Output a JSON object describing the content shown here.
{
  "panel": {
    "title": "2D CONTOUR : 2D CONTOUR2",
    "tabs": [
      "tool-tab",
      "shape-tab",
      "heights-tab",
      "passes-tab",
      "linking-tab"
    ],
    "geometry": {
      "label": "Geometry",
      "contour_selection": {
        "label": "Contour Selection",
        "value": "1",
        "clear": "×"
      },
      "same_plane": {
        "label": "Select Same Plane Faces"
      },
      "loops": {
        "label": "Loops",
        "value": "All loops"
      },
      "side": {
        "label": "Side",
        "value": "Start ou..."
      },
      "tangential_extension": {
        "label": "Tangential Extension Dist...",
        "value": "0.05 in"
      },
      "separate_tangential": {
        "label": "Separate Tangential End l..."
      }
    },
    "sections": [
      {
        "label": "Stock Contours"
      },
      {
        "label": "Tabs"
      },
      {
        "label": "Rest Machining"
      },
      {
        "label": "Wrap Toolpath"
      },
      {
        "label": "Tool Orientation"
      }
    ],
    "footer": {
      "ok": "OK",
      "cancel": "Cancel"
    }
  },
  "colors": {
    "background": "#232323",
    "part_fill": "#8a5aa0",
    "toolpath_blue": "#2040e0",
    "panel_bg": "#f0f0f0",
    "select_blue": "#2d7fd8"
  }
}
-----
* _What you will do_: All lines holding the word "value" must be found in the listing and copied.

* _Output for this task_:
        "value": "1",
        "value": "All loops"
        "value": "Start ou..."
        "value": "0.05 in"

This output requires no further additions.